- **Work task**
Out of the entries that follow, copy each line containing "Благоевград".

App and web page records

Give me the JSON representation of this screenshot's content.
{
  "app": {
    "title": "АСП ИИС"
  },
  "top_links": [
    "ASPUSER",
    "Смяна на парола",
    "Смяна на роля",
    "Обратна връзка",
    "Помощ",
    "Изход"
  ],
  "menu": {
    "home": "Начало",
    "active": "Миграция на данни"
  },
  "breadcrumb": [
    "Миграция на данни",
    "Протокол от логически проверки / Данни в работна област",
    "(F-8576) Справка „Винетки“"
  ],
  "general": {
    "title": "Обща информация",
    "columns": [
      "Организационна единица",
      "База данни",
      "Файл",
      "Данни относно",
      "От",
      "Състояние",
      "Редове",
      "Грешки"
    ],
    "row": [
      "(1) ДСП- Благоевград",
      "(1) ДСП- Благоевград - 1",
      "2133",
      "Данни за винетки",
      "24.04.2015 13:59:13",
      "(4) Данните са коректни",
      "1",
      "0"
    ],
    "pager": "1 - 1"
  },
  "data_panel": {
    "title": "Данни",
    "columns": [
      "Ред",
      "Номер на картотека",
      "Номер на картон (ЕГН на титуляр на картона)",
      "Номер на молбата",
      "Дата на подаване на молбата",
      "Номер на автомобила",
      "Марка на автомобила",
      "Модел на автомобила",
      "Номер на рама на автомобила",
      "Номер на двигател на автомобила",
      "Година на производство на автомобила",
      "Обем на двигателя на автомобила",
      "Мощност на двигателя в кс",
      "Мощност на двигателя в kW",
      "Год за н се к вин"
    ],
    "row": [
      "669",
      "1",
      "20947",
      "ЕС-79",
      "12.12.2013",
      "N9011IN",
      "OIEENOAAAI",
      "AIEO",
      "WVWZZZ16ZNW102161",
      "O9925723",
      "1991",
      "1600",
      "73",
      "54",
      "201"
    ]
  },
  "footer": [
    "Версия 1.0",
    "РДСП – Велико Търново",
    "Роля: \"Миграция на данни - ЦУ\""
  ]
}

- **Answer to this problem**
      "(1) ДСП- Благоевград",
      "(1) ДСП- Благоевград - 1",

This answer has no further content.